With Liz Barry

Traffic free high street leading down to the sea called both Up-Along and Down-Along depending on which way you are walking

Clovelly Quay

Liz took a trip across the Bristol Channel to the North Devon village of Clovelly, and discovered a place that seems to be caught in a time-warp.

A visit to Clovelly is like stepping back in time; white washed cottages edge a cobbled street which leads down to a small quay. There are no cars and supplies, from furniture to groceries are delivered on wooden sledges.

Once in royal possession and since the middle of the 13th century associated with just three families, it is a privately owned village.

Boats moored in the sheltered harbour / Walking Up-Along

Clovelly’s bay is a sheltered haven where, as long ago as the 13th century a simple quay was built to assist the fishermen who work Bideford Bay.

Red Lion Hotel on the harbour side

In the 17th century George Cary, whose family then owned the village realised the potential of constructing a more permanent stone quay. A vibrant fleet of sixty boats were once protected by this natural harbour, now, only a handful of small boats remain, herring known locally as ‘silver darlings’ are still caught today on a sustainable basis.

This once thriving fishing port owes it success to donkeys. It was these sturdy little animals that transport-ed the heavy baskets of freshly caught herring from the waterside up the winding cobbled streets. In their specially adapted packs they brought in everything from building supplies to the mail, and took out the rubbish – as well as delivering tourist’s luggage to the two hotels. No longer do they transport goods, only children – which they take for rides during the summer months.

Donkey in the stables located along the path from the visitor centre / The stone walls of the quay

The village has two museums, the Fisherman’s Cottage where you can get a feel for the daily life of a fishermen’s family in the 1930s, and the other, a house which belonged to Charles Kingsley (1819-1875), the Victorian writer, author of the The Water Babies and Westward Ho!, who came to Clovelly at age 11 when his father became Curate and then Rector at All Saints Church.

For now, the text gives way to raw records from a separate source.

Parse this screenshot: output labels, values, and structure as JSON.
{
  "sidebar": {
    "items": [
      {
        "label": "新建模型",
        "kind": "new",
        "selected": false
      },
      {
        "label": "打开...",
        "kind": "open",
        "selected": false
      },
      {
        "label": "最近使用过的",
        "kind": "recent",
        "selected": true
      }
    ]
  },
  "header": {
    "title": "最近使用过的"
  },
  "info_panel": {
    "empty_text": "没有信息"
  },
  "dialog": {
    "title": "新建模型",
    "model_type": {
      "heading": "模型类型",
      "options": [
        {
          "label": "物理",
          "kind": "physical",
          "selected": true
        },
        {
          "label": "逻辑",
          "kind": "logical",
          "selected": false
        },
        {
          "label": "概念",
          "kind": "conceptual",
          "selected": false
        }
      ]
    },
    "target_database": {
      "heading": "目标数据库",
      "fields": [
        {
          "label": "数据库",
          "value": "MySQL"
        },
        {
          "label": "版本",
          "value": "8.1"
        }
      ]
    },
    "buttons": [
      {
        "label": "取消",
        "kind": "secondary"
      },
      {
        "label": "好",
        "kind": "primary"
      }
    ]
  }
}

Along the harbour walls visitors sit and watch fishermen mending their nets while seagulls wait patiently for a stray morsel of pasty. Sit at a picnic table outside the Red Lion Hotel and you can indulge in one of Devon’s traditions – a cream tea where they definitely put the cream on first followed by the jam.

Entry charge to the village also includes admission to Clovelly Court garden located at the top of the village. The warm air of the Gulf Stream allows exotic plants to flourish.

The residents know all about kerb appeal / Sledge propped against the cottage used today to transport goods / House signs

Throughout the year Clovelly hosts many events including Seaweed, Maritime and Herring Festivals, a Gig Regatta and a Lobster and Crab Feast.

For further information visit






All Articles